Posted May 2006
Quick Guide: May through August in Oregon
Depending on what region you're visiting—the hot south or the
more temperate north—summer can be either dry and hot, or more
humid and hot. But either way, you'll likely be plenty warm,
so pack for the weather.
In the northern most Willamette Valley, rain is still a very
real possibility through the summer, so you'll also want to consider
something rain-proof, even if you don't end up needing it. It's
best to be prepared, however.
What to pack
Layers are always a solid choice for any Oregon trip. Mornings
and evenings tend to be cool, even in the more desert-like
south, and sweaters and jackets are a good idea. During the
day, wear loose-fitting, casual clothing. There's no need
for dressing up, or heels.
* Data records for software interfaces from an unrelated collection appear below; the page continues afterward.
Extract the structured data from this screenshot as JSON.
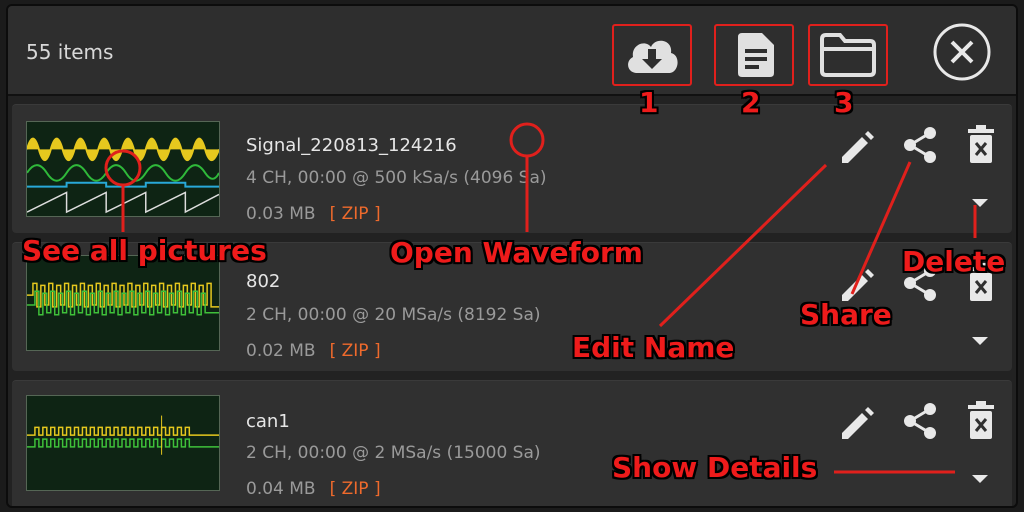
{
  "header": {
    "item_count": "55 items",
    "buttons": [
      {
        "name": "download",
        "icon": "cloud-download-icon"
      },
      {
        "name": "document",
        "icon": "document-icon"
      },
      {
        "name": "folder",
        "icon": "folder-icon"
      }
    ],
    "close_icon": "close-circle-icon"
  },
  "files": [
    {
      "name": "Signal_220813_124216",
      "info": "4 CH, 00:00 @ 500 kSa/s (4096 Sa)",
      "size": "0.03 MB",
      "badge": "[ ZIP ]"
    },
    {
      "name": "802",
      "info": "2 CH, 00:00 @ 20 MSa/s (8192 Sa)",
      "size": "0.02 MB",
      "badge": "[ ZIP ]"
    },
    {
      "name": "can1",
      "info": "2 CH, 00:00 @ 2 MSa/s (15000 Sa)",
      "size": "0.04 MB",
      "badge": "[ ZIP ]"
    }
  ],
  "annotations": {
    "num1": "1",
    "num2": "2",
    "num3": "3",
    "see_all_pictures": "See all pictures",
    "open_waveform": "Open Waveform",
    "delete": "Delete",
    "share": "Share",
    "edit_name": "Edit Name",
    "show_details": "Show Details"
  },
  "colors": {
    "annotation": "#ee1b1b",
    "zip": "#ef6a2c",
    "icon": "#e8e8e8",
    "background": "#222222"
  }
}
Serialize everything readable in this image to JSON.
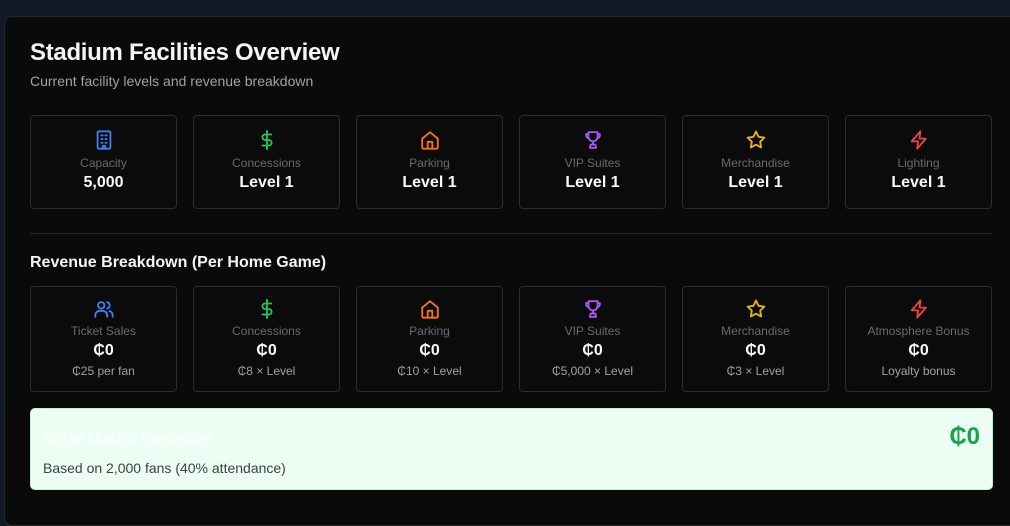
{
  "header": {
    "title": "Stadium Facilities Overview",
    "subtitle": "Current facility levels and revenue breakdown"
  },
  "facilities": [
    {
      "icon": "building-icon",
      "color": "#3b82f6",
      "label": "Capacity",
      "value": "5,000"
    },
    {
      "icon": "dollar-icon",
      "color": "#22c55e",
      "label": "Concessions",
      "value": "Level 1"
    },
    {
      "icon": "home-icon",
      "color": "#f97316",
      "label": "Parking",
      "value": "Level 1"
    },
    {
      "icon": "trophy-icon",
      "color": "#a855f7",
      "label": "VIP Suites",
      "value": "Level 1"
    },
    {
      "icon": "star-icon",
      "color": "#eab308",
      "label": "Merchandise",
      "value": "Level 1"
    },
    {
      "icon": "lightning-icon",
      "color": "#ef4444",
      "label": "Lighting",
      "value": "Level 1"
    }
  ],
  "revenue": {
    "title": "Revenue Breakdown (Per Home Game)",
    "items": [
      {
        "icon": "users-icon",
        "color": "#3b82f6",
        "label": "Ticket Sales",
        "value": "₵0",
        "note": "₵25 per fan"
      },
      {
        "icon": "dollar-icon",
        "color": "#22c55e",
        "label": "Concessions",
        "value": "₵0",
        "note": "₵8 × Level"
      },
      {
        "icon": "home-icon",
        "color": "#f97316",
        "label": "Parking",
        "value": "₵0",
        "note": "₵10 × Level"
      },
      {
        "icon": "trophy-icon",
        "color": "#a855f7",
        "label": "VIP Suites",
        "value": "₵0",
        "note": "₵5,000 × Level"
      },
      {
        "icon": "star-icon",
        "color": "#eab308",
        "label": "Merchandise",
        "value": "₵0",
        "note": "₵3 × Level"
      },
      {
        "icon": "lightning-icon",
        "color": "#ef4444",
        "label": "Atmosphere Bonus",
        "value": "₵0",
        "note": "Loyalty bonus"
      }
    ]
  },
  "total": {
    "label": "Total Match Revenue",
    "value": "₵0",
    "note": "Based on 2,000 fans (40% attendance)"
  }
}
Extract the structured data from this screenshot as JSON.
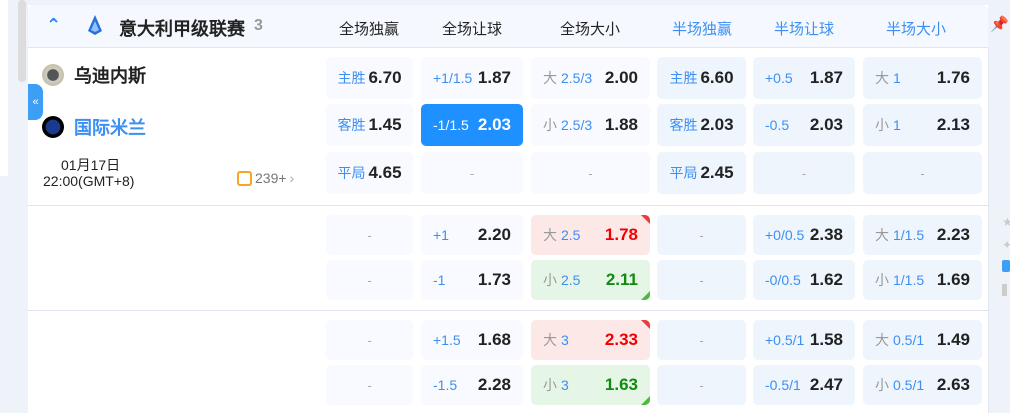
{
  "league": {
    "name": "意大利甲级联赛",
    "count": "3"
  },
  "columns": [
    "全场独赢",
    "全场让球",
    "全场大小",
    "半场独赢",
    "半场让球",
    "半场大小"
  ],
  "match": {
    "home": "乌迪内斯",
    "away": "国际米兰",
    "date": "01月17日",
    "time": "22:00(GMT+8)",
    "more_bets": "239+"
  },
  "colors": {
    "accent": "#3d8ff2",
    "selected": "#1e90ff",
    "odds_up": "#f20000",
    "odds_down": "#118a11"
  },
  "sections": [
    [
      [
        {
          "label": "主胜",
          "odds": "6.70"
        },
        {
          "line": "+1/1.5",
          "odds": "1.87"
        },
        {
          "ou": "大",
          "line": "2.5/3",
          "odds": "2.00"
        },
        {
          "label": "主胜",
          "odds": "6.60"
        },
        {
          "line": "+0.5",
          "odds": "1.87"
        },
        {
          "ou": "大",
          "line": "1",
          "odds": "1.76"
        }
      ],
      [
        {
          "label": "客胜",
          "odds": "1.45"
        },
        {
          "line": "-1/1.5",
          "odds": "2.03",
          "state": "selected"
        },
        {
          "ou": "小",
          "line": "2.5/3",
          "odds": "1.88"
        },
        {
          "label": "客胜",
          "odds": "2.03"
        },
        {
          "line": "-0.5",
          "odds": "2.03"
        },
        {
          "ou": "小",
          "line": "1",
          "odds": "2.13"
        }
      ],
      [
        {
          "label": "平局",
          "odds": "4.65"
        },
        {
          "empty": "-"
        },
        {
          "empty": "-"
        },
        {
          "label": "平局",
          "odds": "2.45"
        },
        {
          "empty": "-"
        },
        {
          "empty": "-"
        }
      ]
    ],
    [
      [
        {
          "empty": "-"
        },
        {
          "line": "+1",
          "odds": "2.20"
        },
        {
          "ou": "大",
          "line": "2.5",
          "odds": "1.78",
          "state": "up"
        },
        {
          "empty": "-"
        },
        {
          "line": "+0/0.5",
          "odds": "2.38"
        },
        {
          "ou": "大",
          "line": "1/1.5",
          "odds": "2.23"
        }
      ],
      [
        {
          "empty": "-"
        },
        {
          "line": "-1",
          "odds": "1.73"
        },
        {
          "ou": "小",
          "line": "2.5",
          "odds": "2.11",
          "state": "down"
        },
        {
          "empty": "-"
        },
        {
          "line": "-0/0.5",
          "odds": "1.62"
        },
        {
          "ou": "小",
          "line": "1/1.5",
          "odds": "1.69"
        }
      ]
    ],
    [
      [
        {
          "empty": "-"
        },
        {
          "line": "+1.5",
          "odds": "1.68"
        },
        {
          "ou": "大",
          "line": "3",
          "odds": "2.33",
          "state": "up"
        },
        {
          "empty": "-"
        },
        {
          "line": "+0.5/1",
          "odds": "1.58"
        },
        {
          "ou": "大",
          "line": "0.5/1",
          "odds": "1.49"
        }
      ],
      [
        {
          "empty": "-"
        },
        {
          "line": "-1.5",
          "odds": "2.28"
        },
        {
          "ou": "小",
          "line": "3",
          "odds": "1.63",
          "state": "down"
        },
        {
          "empty": "-"
        },
        {
          "line": "-0.5/1",
          "odds": "2.47"
        },
        {
          "ou": "小",
          "line": "0.5/1",
          "odds": "2.63"
        }
      ]
    ]
  ]
}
Remember that you'll be visiting
mostly rural, agricultural areas that are sometimes accessible
only by dirt or gravel roads, and doing a fair amount of
walking to and from the vineyards and tasting rooms sometimes.
Wear comfortable shoes, and a variety of clothing, like a
short sleeve shirt, linen pants or khakis (shorts are fine,
but you'll feel most comfortable in longer, non-cut-off versions),
and bring along a jacket if things cool off.
As in most of the West Coast, there's rarely an occasion you'll
need a tie or sport jacket. Even the most sophisticated restaurants
usually welcome diners dressed in pretty much anything appropriate
for a casual office environment: slacks and a sweater, a comfortable
skirt, pants, whatever—though for really upscale dining its
best to avoid jeans if possible.
The People You'll Meet
The folks in Oregon are some of the friendliest, most welcoming
in Wine Country. Despite the popularity of Pinot Noir from
this region (and its prices!) most folks at the wineries
are eager for tourists and will go out of their way to accommodate
new comers. Ask around for great dining tips, an offbeat
attraction or which other wineries in the region you should
visit. You'll likely get a knowledgeable, friendly answer.
Like other emerging wine regions, members of the winemaker's
family, or the winemaker themselves, may be pouring for you.
Be sure to ask plenty of questions. Most other tasters visiting
in Oregon's wine regions are still learning about wine themselves
(unlike some other wine regions) and are eager to find out
more about their favorite pours.
Mornings and evenings can be cool, but daytime temperatures can
range anywhere from the high 70's all the way to the 100's.
Inland areas tend to be hotter and drier, as are regions further
south. Humidity can be a factor in the northern most regions,
as well as along the coast.